* Work to be completed: From the listing below, work out how many lines contain "title". Reply with that number only.

* Extracted data:
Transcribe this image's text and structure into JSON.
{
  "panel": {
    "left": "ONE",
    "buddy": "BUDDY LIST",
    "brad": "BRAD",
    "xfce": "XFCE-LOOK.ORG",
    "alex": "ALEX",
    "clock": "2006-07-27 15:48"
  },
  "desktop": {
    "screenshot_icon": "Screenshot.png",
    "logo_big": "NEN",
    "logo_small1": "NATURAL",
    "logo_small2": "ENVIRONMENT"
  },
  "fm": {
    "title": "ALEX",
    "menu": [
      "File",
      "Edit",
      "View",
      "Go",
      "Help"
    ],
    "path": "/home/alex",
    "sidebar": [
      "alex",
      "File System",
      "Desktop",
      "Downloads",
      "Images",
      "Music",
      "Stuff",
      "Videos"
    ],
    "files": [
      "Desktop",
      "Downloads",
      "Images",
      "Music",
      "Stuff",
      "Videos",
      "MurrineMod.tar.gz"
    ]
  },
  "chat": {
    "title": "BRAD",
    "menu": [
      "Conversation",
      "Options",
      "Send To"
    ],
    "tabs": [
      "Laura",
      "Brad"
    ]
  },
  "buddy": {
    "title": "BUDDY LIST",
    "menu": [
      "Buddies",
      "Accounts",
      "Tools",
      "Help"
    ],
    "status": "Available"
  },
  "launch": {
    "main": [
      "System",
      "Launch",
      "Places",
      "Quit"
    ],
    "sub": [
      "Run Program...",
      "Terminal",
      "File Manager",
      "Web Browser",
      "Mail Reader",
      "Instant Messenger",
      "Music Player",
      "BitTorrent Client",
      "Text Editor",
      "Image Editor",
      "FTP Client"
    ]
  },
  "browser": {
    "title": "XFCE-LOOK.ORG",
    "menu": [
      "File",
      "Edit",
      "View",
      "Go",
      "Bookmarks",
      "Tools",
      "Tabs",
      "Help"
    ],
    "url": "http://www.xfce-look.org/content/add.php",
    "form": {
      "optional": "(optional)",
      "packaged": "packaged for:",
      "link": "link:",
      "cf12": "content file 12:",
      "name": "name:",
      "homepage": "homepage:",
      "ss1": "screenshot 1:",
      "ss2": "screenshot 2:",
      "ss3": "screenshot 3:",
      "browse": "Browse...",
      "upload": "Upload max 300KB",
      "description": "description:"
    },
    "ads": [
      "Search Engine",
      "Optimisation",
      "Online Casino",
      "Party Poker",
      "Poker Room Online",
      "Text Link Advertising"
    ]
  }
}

* Task solution: 4